[Source data]
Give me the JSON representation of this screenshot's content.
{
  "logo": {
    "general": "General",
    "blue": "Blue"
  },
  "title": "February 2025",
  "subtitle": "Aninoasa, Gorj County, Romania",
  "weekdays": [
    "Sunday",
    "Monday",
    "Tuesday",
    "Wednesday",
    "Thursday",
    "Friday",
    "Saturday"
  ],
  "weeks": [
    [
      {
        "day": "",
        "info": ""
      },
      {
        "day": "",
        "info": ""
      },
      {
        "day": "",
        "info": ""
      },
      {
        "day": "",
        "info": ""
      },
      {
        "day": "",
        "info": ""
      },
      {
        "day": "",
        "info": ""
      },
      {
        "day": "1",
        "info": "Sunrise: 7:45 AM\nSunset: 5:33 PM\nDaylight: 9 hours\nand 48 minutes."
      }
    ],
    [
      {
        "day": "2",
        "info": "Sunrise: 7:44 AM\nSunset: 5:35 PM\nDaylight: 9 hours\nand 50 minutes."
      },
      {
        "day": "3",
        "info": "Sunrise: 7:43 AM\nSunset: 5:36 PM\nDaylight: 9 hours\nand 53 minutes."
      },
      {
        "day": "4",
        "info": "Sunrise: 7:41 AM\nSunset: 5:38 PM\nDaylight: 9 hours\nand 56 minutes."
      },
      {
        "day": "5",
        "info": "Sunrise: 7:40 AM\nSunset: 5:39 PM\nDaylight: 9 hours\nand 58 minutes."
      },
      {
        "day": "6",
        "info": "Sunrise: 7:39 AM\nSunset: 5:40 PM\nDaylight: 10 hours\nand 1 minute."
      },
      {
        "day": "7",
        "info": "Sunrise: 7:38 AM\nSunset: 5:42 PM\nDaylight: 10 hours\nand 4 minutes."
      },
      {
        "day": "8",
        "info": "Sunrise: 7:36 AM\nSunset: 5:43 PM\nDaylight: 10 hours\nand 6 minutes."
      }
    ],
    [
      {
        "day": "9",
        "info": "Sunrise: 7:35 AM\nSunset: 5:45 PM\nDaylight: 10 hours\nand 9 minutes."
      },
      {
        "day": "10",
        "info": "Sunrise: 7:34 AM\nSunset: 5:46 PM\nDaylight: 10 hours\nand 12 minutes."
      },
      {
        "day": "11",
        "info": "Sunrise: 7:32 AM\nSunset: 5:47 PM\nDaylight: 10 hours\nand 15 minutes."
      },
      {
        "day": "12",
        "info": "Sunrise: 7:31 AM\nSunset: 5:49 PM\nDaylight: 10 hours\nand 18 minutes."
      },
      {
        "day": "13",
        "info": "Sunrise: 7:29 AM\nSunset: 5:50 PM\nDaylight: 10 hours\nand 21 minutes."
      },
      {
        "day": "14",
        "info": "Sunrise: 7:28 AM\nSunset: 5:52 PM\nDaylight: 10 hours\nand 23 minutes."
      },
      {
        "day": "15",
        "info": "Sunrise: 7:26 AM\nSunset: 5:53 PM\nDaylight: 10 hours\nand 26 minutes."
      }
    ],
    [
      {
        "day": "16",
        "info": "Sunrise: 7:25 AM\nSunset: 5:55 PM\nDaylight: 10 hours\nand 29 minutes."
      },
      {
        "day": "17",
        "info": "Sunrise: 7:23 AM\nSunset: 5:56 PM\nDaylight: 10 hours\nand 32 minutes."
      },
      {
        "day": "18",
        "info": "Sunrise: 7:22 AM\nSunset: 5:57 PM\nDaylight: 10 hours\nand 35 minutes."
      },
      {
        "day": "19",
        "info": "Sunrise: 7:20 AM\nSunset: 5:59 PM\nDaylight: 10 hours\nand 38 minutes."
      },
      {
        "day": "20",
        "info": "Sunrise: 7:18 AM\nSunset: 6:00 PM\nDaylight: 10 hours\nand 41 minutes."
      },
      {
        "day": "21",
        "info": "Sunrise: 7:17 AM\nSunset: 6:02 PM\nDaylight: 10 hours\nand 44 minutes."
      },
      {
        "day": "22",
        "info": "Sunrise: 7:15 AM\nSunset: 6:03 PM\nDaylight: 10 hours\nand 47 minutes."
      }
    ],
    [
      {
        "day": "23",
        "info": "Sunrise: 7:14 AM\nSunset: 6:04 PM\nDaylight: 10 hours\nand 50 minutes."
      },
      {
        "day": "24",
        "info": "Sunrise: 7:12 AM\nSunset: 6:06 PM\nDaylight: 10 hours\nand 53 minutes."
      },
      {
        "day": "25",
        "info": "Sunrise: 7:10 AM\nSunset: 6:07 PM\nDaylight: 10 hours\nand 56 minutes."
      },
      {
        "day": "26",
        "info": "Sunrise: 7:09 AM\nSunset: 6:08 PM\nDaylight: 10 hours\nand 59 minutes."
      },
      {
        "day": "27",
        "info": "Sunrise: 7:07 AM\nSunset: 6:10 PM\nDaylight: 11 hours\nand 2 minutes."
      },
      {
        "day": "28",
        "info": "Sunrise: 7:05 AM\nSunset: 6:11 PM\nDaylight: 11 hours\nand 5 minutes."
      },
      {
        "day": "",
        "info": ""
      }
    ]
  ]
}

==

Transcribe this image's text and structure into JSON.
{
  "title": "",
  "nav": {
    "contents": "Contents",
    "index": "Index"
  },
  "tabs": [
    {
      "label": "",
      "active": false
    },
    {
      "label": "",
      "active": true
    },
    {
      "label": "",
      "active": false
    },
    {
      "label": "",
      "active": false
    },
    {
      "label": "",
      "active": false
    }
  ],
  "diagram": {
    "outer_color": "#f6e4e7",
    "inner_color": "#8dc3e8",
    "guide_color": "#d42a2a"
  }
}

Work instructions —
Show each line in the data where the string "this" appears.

Expected output —
Give me the JSON representation of this screenshot's content.
Transcribe this image's text and structure into JSON.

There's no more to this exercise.